Similarly, many university presidents, vice-chancellors and rectors often pontificate at degree ceremonies about the importance of academic freedom to their universities, only to quickly forget, in the face of adverse publicity, that the concept requires them to support their staff against such external attacks. Moreover, there are many commentators (some within academia) who argue that, for the modern university in the 21st century, such ideas are anachronistic, while failing to question why such "outdated" principles are still upheld at many of the best universities in the world.
Universities such as Harvard, Oxford and Cambridge regularly dominate the global university rankings, while retaining a high regard for academic freedom. Oxford's strategic plan, for example, states that: "The most fundamental value, underpinning all of our scholarly activity, is academic freedom, defined as the freedom to conduct research, teach, speak and publish, subject to the norms and standards of scholarly inquiry, without interference or penalty, wherever the search for truth and understanding may lead."
Some national governments have introduced reforms in recent years to improve the positions of their universities within the Times Higher Education World University Rankings and enable them to better compete with institutions such as Harvard and Cambridge within the emerging global higher education marketplace. These reforms - usually focusing on the need to manage the academic process and make universities more productive - have frequently led to a reduction in academic freedom. For example, the Danish University Act of 2003, which was designed to strengthen the university sector's global competitiveness, gives departmental heads the formal power to tell individual academic staff which academic tasks to perform, and the research interests of academics must conform to the university's strategic framework. Similarly, Finland's 2009 University Act, which advocated radical changes to governance by encouraging private sector participation in university governance and altered the tenure status of staff, was designed to improve universities' chances of international success.

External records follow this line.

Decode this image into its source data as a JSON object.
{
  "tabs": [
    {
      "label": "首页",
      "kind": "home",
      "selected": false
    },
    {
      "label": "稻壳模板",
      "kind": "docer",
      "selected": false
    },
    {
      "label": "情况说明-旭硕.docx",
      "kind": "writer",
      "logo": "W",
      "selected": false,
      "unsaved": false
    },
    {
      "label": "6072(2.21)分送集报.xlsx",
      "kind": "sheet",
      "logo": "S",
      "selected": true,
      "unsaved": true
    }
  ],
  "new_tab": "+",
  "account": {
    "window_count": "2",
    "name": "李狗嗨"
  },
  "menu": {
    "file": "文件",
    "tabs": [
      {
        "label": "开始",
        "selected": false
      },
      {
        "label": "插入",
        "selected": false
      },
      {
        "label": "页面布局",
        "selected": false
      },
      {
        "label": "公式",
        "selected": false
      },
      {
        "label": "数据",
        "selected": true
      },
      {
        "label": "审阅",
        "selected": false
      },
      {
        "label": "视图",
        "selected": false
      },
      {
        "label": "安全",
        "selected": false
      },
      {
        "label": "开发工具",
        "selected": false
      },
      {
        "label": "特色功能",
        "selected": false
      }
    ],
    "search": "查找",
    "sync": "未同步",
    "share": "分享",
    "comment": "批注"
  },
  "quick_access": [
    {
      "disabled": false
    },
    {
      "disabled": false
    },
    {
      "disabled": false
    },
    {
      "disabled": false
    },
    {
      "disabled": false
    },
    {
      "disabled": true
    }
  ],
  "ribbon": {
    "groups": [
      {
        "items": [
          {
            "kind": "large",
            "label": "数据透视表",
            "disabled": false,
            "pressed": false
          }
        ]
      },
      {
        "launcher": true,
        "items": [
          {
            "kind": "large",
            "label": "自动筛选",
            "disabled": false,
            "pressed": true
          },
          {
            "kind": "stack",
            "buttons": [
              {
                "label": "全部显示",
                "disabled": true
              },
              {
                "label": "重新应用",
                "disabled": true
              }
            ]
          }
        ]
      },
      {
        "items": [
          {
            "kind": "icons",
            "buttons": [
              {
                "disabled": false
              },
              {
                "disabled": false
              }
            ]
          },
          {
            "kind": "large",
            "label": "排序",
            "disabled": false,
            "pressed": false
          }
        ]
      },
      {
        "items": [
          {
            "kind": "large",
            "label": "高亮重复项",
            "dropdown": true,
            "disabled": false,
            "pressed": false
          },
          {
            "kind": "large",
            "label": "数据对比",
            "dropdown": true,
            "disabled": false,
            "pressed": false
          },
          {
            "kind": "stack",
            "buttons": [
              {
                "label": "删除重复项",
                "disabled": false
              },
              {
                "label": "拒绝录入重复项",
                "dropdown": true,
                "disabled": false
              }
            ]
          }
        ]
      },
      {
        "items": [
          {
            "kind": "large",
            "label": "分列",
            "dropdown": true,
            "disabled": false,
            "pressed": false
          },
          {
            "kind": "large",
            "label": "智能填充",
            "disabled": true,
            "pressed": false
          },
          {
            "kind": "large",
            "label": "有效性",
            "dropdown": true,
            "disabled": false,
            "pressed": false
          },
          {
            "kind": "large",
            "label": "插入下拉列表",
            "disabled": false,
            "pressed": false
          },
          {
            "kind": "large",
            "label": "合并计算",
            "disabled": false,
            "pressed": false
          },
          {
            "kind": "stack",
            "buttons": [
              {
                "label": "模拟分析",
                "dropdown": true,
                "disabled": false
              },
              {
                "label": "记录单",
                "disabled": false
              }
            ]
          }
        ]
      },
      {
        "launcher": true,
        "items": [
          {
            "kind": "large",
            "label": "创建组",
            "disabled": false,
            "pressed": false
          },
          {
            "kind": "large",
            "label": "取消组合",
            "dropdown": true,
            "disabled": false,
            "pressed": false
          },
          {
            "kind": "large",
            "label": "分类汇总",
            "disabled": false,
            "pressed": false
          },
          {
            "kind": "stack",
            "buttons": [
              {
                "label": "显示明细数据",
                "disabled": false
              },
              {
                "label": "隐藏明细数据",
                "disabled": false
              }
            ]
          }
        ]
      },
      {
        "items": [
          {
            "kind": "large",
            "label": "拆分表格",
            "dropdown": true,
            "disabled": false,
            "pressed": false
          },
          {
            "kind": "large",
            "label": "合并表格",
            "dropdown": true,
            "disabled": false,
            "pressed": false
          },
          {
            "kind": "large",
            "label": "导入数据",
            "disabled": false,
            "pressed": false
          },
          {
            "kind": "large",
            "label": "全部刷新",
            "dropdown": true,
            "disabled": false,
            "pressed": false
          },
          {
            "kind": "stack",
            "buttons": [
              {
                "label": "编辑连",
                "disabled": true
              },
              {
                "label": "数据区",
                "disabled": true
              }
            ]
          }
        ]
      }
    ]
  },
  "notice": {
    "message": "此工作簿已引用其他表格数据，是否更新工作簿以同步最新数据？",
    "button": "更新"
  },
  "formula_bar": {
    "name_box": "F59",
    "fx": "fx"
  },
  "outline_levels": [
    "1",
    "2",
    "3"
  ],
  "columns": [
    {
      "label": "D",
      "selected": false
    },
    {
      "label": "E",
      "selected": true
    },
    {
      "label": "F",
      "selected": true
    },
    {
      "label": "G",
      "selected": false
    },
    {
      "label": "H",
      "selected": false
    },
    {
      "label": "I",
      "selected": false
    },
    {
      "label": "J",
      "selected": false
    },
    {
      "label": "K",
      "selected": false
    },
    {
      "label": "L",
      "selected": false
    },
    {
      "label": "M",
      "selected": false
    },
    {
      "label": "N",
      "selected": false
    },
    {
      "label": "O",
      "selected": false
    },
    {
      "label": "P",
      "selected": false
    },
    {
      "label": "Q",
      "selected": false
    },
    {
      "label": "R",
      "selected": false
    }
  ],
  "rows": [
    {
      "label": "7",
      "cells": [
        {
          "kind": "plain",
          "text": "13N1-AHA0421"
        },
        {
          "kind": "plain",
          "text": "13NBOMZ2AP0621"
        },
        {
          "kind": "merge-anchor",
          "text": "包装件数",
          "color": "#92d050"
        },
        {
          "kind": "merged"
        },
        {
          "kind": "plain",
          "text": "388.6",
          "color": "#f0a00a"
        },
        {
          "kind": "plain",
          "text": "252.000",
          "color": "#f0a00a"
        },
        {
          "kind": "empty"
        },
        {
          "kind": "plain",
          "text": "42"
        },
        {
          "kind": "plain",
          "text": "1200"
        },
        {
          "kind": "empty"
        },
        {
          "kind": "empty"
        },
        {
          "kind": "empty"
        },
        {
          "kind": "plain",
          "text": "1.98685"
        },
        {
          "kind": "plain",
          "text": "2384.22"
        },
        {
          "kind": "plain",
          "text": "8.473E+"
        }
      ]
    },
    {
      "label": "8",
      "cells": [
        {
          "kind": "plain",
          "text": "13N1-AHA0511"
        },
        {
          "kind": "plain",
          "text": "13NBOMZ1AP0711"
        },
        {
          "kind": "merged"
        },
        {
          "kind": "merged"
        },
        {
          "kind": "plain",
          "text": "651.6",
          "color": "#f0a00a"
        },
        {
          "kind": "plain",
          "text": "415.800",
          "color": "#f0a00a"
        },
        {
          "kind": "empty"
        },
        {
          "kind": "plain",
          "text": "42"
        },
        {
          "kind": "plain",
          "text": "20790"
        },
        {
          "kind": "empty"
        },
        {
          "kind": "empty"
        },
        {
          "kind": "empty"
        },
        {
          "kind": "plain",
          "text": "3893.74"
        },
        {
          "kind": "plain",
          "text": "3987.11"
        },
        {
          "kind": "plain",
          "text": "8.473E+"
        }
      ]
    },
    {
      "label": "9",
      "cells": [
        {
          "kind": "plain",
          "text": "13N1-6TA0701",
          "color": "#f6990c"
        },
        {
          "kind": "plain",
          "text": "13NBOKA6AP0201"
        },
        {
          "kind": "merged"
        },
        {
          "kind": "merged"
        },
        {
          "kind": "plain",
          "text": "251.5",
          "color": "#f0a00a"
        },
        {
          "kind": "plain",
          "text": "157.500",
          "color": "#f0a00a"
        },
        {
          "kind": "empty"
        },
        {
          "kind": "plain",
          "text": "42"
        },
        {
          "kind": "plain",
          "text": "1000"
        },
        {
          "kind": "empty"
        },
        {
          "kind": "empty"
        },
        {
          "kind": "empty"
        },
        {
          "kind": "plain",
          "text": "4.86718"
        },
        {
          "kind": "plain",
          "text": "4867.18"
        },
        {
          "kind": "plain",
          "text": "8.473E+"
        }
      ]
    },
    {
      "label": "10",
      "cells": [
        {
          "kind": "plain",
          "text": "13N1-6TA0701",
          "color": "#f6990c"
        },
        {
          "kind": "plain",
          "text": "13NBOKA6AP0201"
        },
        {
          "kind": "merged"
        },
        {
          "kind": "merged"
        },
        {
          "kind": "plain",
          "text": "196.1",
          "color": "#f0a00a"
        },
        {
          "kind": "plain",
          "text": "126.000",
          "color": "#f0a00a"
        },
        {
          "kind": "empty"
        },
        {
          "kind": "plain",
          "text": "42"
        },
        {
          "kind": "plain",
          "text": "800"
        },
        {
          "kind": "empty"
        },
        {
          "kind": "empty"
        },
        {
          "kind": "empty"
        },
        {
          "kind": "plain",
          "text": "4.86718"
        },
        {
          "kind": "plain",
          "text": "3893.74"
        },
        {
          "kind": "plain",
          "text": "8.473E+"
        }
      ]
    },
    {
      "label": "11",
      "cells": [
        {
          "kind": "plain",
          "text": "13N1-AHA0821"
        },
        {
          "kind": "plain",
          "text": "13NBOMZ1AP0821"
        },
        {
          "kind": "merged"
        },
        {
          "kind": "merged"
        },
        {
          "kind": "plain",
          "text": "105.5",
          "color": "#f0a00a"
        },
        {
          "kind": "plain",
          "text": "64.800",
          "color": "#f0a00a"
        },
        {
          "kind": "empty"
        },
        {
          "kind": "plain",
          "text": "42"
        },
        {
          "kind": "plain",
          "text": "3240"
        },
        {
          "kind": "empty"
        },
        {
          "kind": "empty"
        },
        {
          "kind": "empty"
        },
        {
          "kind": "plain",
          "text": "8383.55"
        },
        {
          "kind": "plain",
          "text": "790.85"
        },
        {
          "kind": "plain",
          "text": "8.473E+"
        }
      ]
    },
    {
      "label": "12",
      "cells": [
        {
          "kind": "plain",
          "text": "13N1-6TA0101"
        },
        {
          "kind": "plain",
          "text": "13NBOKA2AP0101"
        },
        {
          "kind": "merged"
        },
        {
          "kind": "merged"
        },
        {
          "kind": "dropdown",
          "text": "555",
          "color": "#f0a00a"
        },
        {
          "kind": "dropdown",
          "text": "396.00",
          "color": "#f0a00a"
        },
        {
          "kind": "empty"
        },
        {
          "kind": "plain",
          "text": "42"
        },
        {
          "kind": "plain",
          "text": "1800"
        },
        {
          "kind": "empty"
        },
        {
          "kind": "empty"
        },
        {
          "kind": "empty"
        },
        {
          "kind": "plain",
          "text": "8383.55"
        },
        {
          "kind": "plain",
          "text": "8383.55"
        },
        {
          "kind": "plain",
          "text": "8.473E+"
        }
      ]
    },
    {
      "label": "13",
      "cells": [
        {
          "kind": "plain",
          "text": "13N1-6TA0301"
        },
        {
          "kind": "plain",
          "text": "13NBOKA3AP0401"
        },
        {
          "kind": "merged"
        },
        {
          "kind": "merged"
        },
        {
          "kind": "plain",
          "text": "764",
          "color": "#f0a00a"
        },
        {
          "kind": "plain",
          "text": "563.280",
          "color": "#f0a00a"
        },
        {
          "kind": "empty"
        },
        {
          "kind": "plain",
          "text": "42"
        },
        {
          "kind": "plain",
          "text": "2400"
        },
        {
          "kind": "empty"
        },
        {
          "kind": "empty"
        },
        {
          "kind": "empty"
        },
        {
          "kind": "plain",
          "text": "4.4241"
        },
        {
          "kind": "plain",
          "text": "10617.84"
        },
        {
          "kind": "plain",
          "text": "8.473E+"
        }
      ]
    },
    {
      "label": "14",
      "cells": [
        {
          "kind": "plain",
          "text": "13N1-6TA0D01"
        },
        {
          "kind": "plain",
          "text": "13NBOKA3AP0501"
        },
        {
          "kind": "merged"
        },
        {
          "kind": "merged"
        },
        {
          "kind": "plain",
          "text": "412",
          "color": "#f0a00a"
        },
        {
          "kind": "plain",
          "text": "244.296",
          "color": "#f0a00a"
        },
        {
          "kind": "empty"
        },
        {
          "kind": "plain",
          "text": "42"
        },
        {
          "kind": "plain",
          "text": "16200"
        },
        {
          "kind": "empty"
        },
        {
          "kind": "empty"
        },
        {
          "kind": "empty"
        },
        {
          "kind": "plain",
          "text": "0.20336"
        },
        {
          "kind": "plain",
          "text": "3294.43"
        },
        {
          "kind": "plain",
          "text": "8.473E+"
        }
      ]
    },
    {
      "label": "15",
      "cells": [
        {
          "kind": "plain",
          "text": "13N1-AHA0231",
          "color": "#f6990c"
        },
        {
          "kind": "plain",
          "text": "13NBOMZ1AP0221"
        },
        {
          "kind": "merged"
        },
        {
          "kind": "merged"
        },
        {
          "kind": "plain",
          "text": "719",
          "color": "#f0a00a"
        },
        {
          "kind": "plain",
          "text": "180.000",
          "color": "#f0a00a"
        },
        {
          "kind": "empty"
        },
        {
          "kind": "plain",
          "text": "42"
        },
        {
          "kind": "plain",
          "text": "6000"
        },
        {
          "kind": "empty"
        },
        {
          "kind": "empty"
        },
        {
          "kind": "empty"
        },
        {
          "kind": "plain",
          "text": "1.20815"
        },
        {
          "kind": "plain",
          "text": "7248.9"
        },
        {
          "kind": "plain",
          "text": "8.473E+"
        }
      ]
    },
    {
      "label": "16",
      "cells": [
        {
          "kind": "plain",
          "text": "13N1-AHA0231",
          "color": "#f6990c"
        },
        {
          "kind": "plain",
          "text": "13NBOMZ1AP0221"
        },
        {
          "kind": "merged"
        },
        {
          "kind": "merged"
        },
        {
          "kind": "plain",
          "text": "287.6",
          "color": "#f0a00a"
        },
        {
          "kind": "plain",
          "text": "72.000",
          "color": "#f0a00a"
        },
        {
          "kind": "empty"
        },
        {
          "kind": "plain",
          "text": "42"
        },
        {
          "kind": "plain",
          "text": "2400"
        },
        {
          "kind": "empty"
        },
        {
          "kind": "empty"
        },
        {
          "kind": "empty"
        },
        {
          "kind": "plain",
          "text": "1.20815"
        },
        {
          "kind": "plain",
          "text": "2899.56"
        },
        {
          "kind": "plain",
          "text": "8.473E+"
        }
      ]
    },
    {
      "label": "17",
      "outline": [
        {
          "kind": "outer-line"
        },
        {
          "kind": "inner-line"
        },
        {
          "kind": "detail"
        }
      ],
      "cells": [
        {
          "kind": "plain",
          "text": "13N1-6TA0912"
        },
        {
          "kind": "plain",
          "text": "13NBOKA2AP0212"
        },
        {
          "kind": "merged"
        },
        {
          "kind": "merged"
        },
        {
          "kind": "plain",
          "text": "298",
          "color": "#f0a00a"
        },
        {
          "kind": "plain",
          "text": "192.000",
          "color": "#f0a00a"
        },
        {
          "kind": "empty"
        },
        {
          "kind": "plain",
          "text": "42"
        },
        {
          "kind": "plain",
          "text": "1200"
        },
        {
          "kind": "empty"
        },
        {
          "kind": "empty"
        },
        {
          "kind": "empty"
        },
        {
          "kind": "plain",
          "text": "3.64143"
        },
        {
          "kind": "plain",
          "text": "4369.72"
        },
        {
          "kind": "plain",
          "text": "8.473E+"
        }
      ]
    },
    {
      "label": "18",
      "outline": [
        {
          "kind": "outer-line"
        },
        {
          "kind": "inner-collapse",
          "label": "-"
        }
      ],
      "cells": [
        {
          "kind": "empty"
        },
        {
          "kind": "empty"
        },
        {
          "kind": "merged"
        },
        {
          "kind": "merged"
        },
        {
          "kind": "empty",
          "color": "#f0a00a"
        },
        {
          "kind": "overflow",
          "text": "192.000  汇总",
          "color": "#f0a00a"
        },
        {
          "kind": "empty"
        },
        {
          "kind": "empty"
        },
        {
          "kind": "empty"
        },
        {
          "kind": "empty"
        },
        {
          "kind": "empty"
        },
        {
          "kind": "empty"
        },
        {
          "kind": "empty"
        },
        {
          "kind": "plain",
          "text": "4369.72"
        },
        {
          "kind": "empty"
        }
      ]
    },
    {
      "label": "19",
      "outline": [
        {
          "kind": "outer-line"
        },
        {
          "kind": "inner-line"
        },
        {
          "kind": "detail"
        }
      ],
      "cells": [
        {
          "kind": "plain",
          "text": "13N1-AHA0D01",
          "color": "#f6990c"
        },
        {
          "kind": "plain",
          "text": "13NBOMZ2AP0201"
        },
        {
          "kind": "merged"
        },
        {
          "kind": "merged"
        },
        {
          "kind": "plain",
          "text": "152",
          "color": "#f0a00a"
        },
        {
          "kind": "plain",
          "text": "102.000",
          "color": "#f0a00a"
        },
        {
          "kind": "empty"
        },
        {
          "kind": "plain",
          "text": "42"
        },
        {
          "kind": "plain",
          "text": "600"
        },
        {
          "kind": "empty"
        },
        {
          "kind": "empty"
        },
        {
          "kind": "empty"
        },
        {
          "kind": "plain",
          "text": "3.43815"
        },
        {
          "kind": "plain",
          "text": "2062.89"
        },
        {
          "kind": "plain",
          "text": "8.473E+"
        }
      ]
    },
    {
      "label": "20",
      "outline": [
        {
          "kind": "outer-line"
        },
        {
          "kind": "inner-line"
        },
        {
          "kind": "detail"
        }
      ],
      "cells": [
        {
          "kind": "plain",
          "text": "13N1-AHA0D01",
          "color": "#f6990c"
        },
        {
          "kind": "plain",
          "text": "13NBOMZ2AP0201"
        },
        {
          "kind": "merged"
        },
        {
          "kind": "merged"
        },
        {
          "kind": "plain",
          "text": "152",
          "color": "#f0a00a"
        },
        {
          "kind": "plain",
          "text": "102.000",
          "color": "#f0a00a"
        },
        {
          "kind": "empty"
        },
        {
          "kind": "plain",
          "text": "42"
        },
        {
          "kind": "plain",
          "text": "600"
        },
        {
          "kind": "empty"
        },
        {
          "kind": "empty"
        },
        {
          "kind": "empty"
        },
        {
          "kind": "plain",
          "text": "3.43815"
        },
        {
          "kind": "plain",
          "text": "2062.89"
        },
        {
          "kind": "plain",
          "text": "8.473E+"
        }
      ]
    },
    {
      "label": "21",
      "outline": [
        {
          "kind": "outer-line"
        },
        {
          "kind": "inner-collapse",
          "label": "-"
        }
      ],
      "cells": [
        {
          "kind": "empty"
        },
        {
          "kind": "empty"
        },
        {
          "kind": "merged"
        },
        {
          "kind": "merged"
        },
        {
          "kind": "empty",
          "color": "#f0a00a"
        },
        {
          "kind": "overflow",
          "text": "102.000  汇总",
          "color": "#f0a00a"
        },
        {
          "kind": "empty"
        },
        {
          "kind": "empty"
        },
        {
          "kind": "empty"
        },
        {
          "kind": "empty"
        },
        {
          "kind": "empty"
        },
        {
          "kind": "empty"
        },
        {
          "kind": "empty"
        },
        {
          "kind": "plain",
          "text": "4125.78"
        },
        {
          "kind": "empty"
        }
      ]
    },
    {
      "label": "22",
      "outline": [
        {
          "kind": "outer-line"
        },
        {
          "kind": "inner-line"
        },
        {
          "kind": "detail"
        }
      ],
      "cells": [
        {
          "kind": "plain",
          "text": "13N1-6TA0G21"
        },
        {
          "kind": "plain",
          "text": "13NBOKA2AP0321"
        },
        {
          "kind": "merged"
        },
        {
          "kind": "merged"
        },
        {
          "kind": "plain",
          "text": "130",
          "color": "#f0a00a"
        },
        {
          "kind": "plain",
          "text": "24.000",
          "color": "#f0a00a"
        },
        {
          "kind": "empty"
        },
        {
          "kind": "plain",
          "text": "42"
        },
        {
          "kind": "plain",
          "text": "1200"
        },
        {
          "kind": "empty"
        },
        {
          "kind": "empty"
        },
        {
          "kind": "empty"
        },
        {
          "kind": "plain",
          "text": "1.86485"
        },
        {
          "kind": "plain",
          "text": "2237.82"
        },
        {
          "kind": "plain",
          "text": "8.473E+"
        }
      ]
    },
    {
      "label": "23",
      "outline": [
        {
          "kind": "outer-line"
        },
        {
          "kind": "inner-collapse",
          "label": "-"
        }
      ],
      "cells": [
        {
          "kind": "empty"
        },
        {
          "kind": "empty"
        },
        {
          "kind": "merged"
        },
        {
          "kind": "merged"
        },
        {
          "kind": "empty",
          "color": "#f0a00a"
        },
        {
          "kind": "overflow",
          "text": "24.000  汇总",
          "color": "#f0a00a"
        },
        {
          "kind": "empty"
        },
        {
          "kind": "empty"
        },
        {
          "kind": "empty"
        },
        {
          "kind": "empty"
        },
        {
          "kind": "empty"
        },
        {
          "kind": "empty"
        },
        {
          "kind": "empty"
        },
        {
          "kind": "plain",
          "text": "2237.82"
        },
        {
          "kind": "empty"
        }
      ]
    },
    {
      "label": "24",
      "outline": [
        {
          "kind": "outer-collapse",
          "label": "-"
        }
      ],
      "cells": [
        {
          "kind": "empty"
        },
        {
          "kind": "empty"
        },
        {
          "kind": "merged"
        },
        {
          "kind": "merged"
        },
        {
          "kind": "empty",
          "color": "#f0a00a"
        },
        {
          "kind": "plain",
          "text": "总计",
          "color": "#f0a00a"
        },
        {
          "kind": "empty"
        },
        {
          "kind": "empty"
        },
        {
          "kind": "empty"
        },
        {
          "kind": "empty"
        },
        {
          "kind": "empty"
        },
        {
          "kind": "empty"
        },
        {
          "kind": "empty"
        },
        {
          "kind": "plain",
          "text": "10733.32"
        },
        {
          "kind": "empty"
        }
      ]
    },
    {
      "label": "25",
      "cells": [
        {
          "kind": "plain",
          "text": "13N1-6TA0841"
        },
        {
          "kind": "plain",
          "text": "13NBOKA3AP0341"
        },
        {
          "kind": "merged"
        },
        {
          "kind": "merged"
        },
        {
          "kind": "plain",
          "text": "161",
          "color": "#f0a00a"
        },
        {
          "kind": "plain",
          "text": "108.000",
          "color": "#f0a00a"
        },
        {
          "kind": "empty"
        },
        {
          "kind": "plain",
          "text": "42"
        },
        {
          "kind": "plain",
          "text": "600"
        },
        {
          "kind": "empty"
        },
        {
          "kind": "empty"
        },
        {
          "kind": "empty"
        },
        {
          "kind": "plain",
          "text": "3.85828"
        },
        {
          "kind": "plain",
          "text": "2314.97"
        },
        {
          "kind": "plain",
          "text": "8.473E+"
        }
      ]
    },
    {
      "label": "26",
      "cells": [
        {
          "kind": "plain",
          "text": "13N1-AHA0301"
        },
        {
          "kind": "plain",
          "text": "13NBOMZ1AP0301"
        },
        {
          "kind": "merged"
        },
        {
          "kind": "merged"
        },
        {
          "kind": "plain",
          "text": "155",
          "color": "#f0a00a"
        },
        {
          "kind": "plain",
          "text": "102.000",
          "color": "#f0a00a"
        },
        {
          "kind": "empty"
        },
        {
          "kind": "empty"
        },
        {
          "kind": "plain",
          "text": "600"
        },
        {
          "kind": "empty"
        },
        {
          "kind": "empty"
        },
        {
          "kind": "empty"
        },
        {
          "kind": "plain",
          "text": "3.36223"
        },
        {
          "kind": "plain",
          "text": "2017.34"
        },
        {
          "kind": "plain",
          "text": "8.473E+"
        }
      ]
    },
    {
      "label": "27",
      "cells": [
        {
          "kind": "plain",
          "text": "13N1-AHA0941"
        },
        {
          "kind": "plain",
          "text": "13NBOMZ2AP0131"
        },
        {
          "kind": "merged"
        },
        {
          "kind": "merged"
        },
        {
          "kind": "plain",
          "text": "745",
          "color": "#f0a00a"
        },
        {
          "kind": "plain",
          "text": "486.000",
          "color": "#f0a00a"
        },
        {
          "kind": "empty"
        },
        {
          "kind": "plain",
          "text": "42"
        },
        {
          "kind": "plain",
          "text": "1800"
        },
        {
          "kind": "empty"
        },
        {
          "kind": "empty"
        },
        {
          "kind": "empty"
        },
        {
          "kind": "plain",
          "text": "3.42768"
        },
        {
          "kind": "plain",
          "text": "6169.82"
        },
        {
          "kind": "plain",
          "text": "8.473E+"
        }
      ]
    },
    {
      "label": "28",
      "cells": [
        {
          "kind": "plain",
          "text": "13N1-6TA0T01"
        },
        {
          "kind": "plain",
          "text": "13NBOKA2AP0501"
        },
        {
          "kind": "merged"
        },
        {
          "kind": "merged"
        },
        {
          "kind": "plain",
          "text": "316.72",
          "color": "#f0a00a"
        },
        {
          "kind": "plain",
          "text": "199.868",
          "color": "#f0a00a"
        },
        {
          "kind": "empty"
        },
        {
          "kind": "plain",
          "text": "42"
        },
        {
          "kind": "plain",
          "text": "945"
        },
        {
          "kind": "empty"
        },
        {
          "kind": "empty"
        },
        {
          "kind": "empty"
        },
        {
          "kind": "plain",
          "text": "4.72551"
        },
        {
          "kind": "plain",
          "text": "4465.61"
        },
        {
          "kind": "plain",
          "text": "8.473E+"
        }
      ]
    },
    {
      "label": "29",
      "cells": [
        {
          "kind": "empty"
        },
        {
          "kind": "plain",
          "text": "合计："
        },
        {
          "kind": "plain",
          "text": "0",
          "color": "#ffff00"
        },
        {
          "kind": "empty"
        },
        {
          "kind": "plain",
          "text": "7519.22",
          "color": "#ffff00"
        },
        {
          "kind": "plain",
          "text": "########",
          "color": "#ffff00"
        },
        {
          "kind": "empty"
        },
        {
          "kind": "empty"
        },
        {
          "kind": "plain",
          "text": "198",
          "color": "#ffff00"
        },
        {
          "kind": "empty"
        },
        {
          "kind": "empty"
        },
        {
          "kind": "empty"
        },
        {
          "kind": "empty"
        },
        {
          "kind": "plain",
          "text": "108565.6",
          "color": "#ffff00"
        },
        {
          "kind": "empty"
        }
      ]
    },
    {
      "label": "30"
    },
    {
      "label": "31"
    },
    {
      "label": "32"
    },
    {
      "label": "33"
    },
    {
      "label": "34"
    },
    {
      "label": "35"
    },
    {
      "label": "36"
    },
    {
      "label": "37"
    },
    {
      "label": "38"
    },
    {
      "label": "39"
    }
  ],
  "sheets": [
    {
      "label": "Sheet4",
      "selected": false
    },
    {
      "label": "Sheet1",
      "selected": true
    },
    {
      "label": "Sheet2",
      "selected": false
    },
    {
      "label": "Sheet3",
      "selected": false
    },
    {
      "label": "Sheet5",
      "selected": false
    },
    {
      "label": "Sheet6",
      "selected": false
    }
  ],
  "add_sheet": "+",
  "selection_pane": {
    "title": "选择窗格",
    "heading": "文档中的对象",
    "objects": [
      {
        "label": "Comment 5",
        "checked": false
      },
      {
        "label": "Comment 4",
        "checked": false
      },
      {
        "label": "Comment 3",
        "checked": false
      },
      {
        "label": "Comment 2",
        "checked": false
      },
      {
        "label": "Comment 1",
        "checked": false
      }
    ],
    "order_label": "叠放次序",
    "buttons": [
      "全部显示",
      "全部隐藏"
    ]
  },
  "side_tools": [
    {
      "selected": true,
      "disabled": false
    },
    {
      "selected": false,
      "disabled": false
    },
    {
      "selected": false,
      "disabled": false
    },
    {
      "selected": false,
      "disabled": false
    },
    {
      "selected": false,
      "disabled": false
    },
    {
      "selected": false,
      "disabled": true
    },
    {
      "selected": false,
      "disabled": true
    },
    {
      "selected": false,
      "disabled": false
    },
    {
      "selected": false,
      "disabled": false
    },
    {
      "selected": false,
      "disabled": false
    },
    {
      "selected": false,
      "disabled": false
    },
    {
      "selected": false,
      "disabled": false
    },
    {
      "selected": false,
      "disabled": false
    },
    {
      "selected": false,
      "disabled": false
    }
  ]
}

However, the results of my recent research with colleague Julian Beckton into academic freedom in the US suggest that such legislation will not improve international rankings; indeed, it may do the opposite.
The absence of legislative protection for academic freedom in the US led to the 1970 AAUP Statement of Principles on Academic Freedom and Tenure, which has become the quasi-legal guarantor of individual academic freedom there. We examined the degree to which universities complied with the main elements of the AAUP statement in a sample of the 100 largest and most research-active private and public universities to discover the level of protection for academic freedom in the US.
Of the 200 "best" universities in the THE World University Rankings 2010-11, 72 are from the US and half of these were included in the sample. Statistical tests showed that the level of compliance with each of the main planks of the AAUP's academic freedom statement (on teaching, research, extramural utterance, tenure and governance) among these 36 "best" universities was significantly higher than in the rest of the sample. Less than 3 per cent of the sample in the top 200 did not comply with the AAUP guidelines. The comparable figure for universities outside the top 200 that did not comply was 18 per cent. The disparity is most marked when tenure, a major guarantor of academic freedom, is examined. All the universities in the sample in the top 200 observed the AAUP's guidelines on tenure, whereas 22 per cent of the sample outside the top 200 ignored them.
The results suggest that reforms that undermine academic freedom, far from aiding universities to compete more effectively and achieve better academic excellence rankings, appear likely to do the reverse. As institutions such as Harvard continue to demonstrate, academic freedom is both a hallmark of and a prerequisite for research, scholastic and institutional excellence.